Each line of the data that includes the string "軸荷重載荷位置" is to be copied out.

(Data about app and page elements)
※ ※ ※

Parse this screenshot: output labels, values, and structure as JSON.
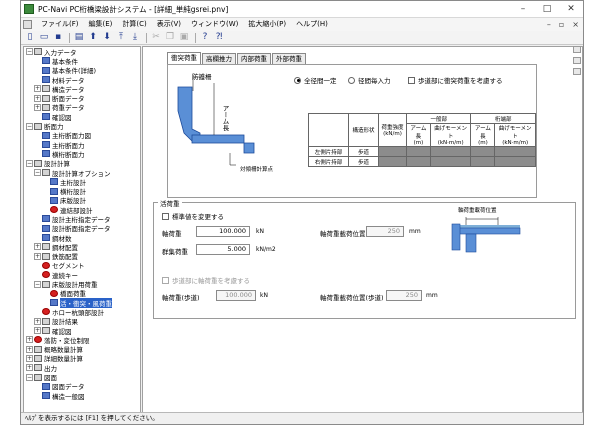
{
  "window": {
    "title": "PC-Navi PC桁橋梁設計システム - [詳細_単純gsrei.pnv]"
  },
  "menu": [
    "ファイル(F)",
    "編集(E)",
    "計算(C)",
    "表示(V)",
    "ウィンドウ(W)",
    "拡大縮小(P)",
    "ヘルプ(H)"
  ],
  "tree": [
    {
      "g": "−",
      "icon": "folder",
      "label": "入力データ",
      "indent": 0
    },
    {
      "g": "",
      "icon": "doc",
      "label": "基本条件",
      "indent": 1
    },
    {
      "g": "",
      "icon": "doc",
      "label": "基本条件(詳細)",
      "indent": 1
    },
    {
      "g": "",
      "icon": "doc",
      "label": "材料データ",
      "indent": 1
    },
    {
      "g": "+",
      "icon": "folder",
      "label": "構造データ",
      "indent": 1
    },
    {
      "g": "+",
      "icon": "folder",
      "label": "断面データ",
      "indent": 1
    },
    {
      "g": "+",
      "icon": "folder",
      "label": "荷重データ",
      "indent": 1
    },
    {
      "g": "",
      "icon": "doc",
      "label": "確認図",
      "indent": 1
    },
    {
      "g": "−",
      "icon": "folder",
      "label": "断面力",
      "indent": 0
    },
    {
      "g": "",
      "icon": "doc",
      "label": "主桁断面力図",
      "indent": 1
    },
    {
      "g": "",
      "icon": "doc",
      "label": "主桁断面力",
      "indent": 1
    },
    {
      "g": "",
      "icon": "doc",
      "label": "横桁断面力",
      "indent": 1
    },
    {
      "g": "−",
      "icon": "folder",
      "label": "設計計算",
      "indent": 0
    },
    {
      "g": "−",
      "icon": "folder",
      "label": "設計計算オプション",
      "indent": 1
    },
    {
      "g": "",
      "icon": "doc",
      "label": "主桁設計",
      "indent": 2
    },
    {
      "g": "",
      "icon": "doc",
      "label": "横桁設計",
      "indent": 2
    },
    {
      "g": "",
      "icon": "doc",
      "label": "床版設計",
      "indent": 2
    },
    {
      "g": "",
      "icon": "red",
      "label": "連結部設計",
      "indent": 2
    },
    {
      "g": "",
      "icon": "doc",
      "label": "設計主桁指定データ",
      "indent": 1
    },
    {
      "g": "",
      "icon": "doc",
      "label": "設計断面指定データ",
      "indent": 1
    },
    {
      "g": "",
      "icon": "doc",
      "label": "鋼材数",
      "indent": 1
    },
    {
      "g": "+",
      "icon": "folder",
      "label": "鋼材配置",
      "indent": 1
    },
    {
      "g": "+",
      "icon": "folder",
      "label": "鉄筋配置",
      "indent": 1
    },
    {
      "g": "",
      "icon": "red",
      "label": "セグメント",
      "indent": 1
    },
    {
      "g": "",
      "icon": "red",
      "label": "連続キー",
      "indent": 1
    },
    {
      "g": "−",
      "icon": "folder",
      "label": "床版設計用荷重",
      "indent": 1
    },
    {
      "g": "",
      "icon": "red",
      "label": "橋面荷重",
      "indent": 2
    },
    {
      "g": "",
      "icon": "doc",
      "label": "活・衝突・風荷重",
      "indent": 2,
      "sel": true
    },
    {
      "g": "",
      "icon": "red",
      "label": "ホロー杭頭部設計",
      "indent": 1
    },
    {
      "g": "+",
      "icon": "folder",
      "label": "設計結果",
      "indent": 1
    },
    {
      "g": "+",
      "icon": "folder",
      "label": "確認図",
      "indent": 1
    },
    {
      "g": "+",
      "icon": "red",
      "label": "落防・変位制限",
      "indent": 0
    },
    {
      "g": "+",
      "icon": "folder",
      "label": "概略数量計算",
      "indent": 0
    },
    {
      "g": "+",
      "icon": "folder",
      "label": "詳細数量計算",
      "indent": 0
    },
    {
      "g": "+",
      "icon": "folder",
      "label": "出力",
      "indent": 0
    },
    {
      "g": "−",
      "icon": "folder",
      "label": "図面",
      "indent": 0
    },
    {
      "g": "",
      "icon": "doc",
      "label": "図面データ",
      "indent": 1
    },
    {
      "g": "",
      "icon": "doc",
      "label": "構造一般図",
      "indent": 1
    }
  ],
  "tabs": [
    "衝突荷重",
    "高欄推力",
    "内部荷重",
    "外部荷重"
  ],
  "impact": {
    "radio_all": "全径間一定",
    "radio_each": "径間毎入力",
    "check_walkway": "歩道部に衝突荷重を考慮する",
    "fig_guard": "防護柵",
    "fig_arm": "アーム長",
    "fig_calc": "対傾柵計算点",
    "col_shape": "構造形状",
    "col_load": "荷重強度",
    "col_load_unit": "(kN/m)",
    "col_general": "一般部",
    "col_bracket": "桁端部",
    "col_arm": "アーム長",
    "col_arm_unit": "(m)",
    "col_moment": "曲げモーメント",
    "col_moment_unit": "(kN·m/m)",
    "row_left": "左側片持部",
    "row_right": "右側片持部",
    "shape_left": "歩道",
    "shape_right": "歩道"
  },
  "live": {
    "group": "活荷重",
    "check_std": "標準値を変更する",
    "axle_label": "軸荷重",
    "axle_value": "100.000",
    "axle_unit": "kN",
    "dist_label": "群集荷重",
    "dist_value": "5.000",
    "dist_unit": "kN/m2",
    "pos_label": "軸荷重載荷位置",
    "pos_value": "250",
    "pos_unit": "mm",
    "fig_label": "軸荷重載荷位置",
    "check_walk": "歩道部に軸荷重を考慮する",
    "walk_axle_label": "軸荷重(歩道)",
    "walk_axle_value": "100.000",
    "walk_axle_unit": "kN",
    "walk_pos_label": "軸荷重載荷位置(歩道)",
    "walk_pos_value": "250",
    "walk_pos_unit": "mm"
  },
  "status": "ﾍﾙﾌﾟを表示するには [F1] を押してください。"
}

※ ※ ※

§ **Answer for this exercise**
    "pos_label": "軸荷重載荷位置",
    "fig_label": "軸荷重載荷位置",
    "walk_pos_label": "軸荷重載荷位置(歩道)",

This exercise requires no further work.